Choropleth Maps in Python

Choropleth maps are a great way to represent geographical data. I have done a basic implementation of two different data sets. I have used jupyter notebook to show the plots.

World Power Consumption 2014

First do Plotly imports
import plotly.graph_objs as go
from plotly.offline import init_notebook_mode,iplot

Next step is to fetch the dataset, we’ll use Python pandas library to read the read the csv file

import pandas as pd
df = pd.read_csv('2014_World_Power_Consumption')

Next, we need to create data and layout variable which contains a dict

data = dict(type='choropleth',
locations = df['Country'],
locationmode = 'country names', z = df['Power Consumption KWH'],
text = df['Country'], colorbar = {'title':'Power Consumption KWH'},
colorscale = 'Viridis', reversescale = True)

Let’s make a layout

layout = dict(title='2014 World Power Consumption',
geo = dict(showframe=False,projection={'type':'Mercator'}))

Pass the data and layout and plot using iplot
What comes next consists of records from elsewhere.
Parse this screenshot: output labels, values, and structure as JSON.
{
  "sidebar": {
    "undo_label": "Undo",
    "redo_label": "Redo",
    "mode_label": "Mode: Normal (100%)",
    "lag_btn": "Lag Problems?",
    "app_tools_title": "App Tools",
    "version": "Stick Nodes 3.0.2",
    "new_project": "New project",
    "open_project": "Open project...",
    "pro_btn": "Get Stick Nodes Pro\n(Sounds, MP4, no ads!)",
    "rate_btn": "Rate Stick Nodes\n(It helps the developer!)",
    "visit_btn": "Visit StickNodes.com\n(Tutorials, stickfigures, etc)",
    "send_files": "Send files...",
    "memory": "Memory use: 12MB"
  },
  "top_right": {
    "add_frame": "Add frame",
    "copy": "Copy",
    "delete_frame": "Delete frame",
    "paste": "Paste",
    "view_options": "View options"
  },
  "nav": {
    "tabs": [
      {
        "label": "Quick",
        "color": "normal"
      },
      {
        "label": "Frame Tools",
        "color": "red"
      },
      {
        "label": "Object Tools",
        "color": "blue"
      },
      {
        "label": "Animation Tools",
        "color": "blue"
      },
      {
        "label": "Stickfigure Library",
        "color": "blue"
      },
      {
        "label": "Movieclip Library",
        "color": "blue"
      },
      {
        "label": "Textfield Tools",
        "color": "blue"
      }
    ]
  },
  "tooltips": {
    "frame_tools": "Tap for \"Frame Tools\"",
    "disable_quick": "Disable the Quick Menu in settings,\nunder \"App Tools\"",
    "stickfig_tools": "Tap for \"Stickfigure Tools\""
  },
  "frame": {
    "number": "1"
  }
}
choromap = go.Figure(data = [data],layout = layout)

The output will be be like below:

Check github for full code.

In next post I will try to make a choropleth for a different data set.


Getting and cleaning data using R programming project notes

Brief notes of my learning from course project of getting and cleaning data course from John Hopkins University.

The purpose of this project is to demonstrate the ability to collect, work with, and clean a data set. Final goal here is to prepare tidy data that can be used for later analysis.

One of the most exciting areas in all of the data science right now is wearable computing – see for example companies like Fitbit, Nike, tomtom, Garmin etc are racing to develop the most advanced algorithms to attract new users. In this case study, the data is collected from the accelerometers from the Samsung Galaxy S smartphone. A full description is available at the site where the data was obtained:

Here is the dataset for the project:

I have created an R script called run_analysis.R which does the following.

  • Merges the training and the test sets to create one data set.
  • Extracts only the measurements on the mean and standard deviation for each measurement.
  • Uses descriptive activity names to name the activities in the data set.
  • Appropriately labels the data set with descriptive variable names.
  • Finally, creates a second, independent tidy data set with the average of each variable for each activity and each subject.References:


For working code and tidy dataset please check my Github repo.


Accessing Github API with OAuth example using R

Modern API provided by Google, Twitter, Facebook, Github etc uses OAuth for authentication and authorization. In this example, I am using GitHub API. We get a JSON response which can be used to fetch specific information. In this code I have used my Github account.Code is written R programming languages.

Here are the steps:
1. Find OAuth settings for Github
2. Create a application in Github
3. Add/Modify secret keys
4. Get OAuth credentials
5. Finally use API and parse json data to show response

## Load required modules

# 1. Find OAuth settings for github:

# 2. To make your own application, register at at
## Use any URL for the homepage URL
# ( is fine) and http://localhost:1410 as the callback url. You will need httpuv

## Add Secret keys
## Secret keys can be get from developer github
myapp <- oauth_app("github",
key = "7cd28c82639b7cf76fcc",
secret = "d1c90e32e12baa81dabec79cd1ea7d8edfd6bf53")

# 3. Get OAuth credentials
github_token <- oauth2.0_token(oauth_endpoints("github"), myapp)
## Authentication will be done automatically

# 4. Use API
gtoken <- config(token = github_token)
req <- GET("", gtoken)
output <- content(req)
## Either of the two can be used to fetch the required info, name and date created of repo ProgrammingAssignment3
out<-list(output[[30]]$name, output[[30]]$created_at)

BROWSE("",authenticate("Access Token","x-oauth-basic","basic"))
# OR:
req <- with_config(gtoken, GET(""))

For updated code please check github